Left ventricular end-diastolic and peak systolic pressure, peak pressure gradient, calculated valve area and angiographic muscle mass did not differ significantly in groups 1 and 2; ejection fraction (68 versus 58%; probability [p] < 0.01) was larger and end-diastolic volume (109 versus 144 ml/m2; difference not significant [NS]) was smaller in group 1 than in group 2. Muscle fiber diameter of the anterolateral wall was similar in groups 1 and 2 (26.5 versus 29.1 μ; NS), but muscle fiber diameter of the septum in group 1 was significantly smaller (24.4 μ; p < 0.01) than that of the anterolateral wall in group 2. No morphologic abnormalities typical for hypertrophic cardiomyopathy (fiber disarray) were seen in samples from the patients in either group. By 18 months postoperatively, septal wall thickness had decreased significantly from 2.0 to 1.5 cm (p < 0.01) and posterior wall thickness from 1.4 to 1.2 cm (p < 0.05) in group 1. In group 2, septal wall thickness decreased from 1.5 to 1.3 cm (NS) and posterior wall thickness from 1.4 to 1.2 cm (NS) 8 months postoperatively.
Asymmetric septal hypertrophy in patients with aortic stenosis is an adaptive mechanism to the long-standing pressure overload, and hence there is no evidence of coexistence of idiopathic hypertrophic cardiomyopathy and aortic valve disease. Although the degree of valve obstruction was similar in both groups, left ventricular ejection performance was significantly lower in the group without asymmetric hypertrophy, probably because these patients had a more advanced stage of myocardial disease. After successful valve replacement, there is a significant regression of septal hypertrophy in patients with aortic stenosis and asymmetric septal hypertrophy.
This study was supported by the Swiss National Science Foundation, Zurich, Switzerland

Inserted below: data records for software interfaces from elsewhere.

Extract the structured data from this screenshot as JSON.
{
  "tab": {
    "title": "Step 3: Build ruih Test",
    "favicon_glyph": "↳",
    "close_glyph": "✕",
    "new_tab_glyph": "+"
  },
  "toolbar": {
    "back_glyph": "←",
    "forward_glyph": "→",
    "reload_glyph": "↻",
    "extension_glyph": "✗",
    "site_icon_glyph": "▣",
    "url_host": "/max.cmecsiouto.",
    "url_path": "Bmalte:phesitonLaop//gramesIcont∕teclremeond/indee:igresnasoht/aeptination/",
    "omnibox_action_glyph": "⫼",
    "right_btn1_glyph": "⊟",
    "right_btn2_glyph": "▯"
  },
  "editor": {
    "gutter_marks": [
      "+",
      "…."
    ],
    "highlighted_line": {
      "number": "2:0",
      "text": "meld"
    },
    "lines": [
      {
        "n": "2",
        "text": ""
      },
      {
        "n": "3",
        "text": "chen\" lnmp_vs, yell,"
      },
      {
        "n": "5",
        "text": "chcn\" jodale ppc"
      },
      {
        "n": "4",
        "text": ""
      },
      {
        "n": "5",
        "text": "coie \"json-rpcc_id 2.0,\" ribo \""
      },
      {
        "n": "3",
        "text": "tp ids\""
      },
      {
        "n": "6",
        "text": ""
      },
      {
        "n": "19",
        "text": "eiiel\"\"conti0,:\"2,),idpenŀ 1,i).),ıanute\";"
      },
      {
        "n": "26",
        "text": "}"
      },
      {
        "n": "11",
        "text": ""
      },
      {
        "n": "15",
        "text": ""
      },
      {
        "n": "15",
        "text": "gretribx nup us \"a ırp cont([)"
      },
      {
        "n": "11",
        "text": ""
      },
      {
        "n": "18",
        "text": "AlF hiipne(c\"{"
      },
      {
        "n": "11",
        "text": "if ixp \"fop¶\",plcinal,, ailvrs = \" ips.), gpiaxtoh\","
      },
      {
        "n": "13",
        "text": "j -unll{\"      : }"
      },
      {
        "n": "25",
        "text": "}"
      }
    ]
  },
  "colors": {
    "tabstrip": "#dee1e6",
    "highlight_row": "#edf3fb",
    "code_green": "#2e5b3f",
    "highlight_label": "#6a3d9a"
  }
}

- Received July 28, 1982.
- Revision received October 19, 1982.
- Accepted October 25, 1982.
- American College of Cardiology Foundation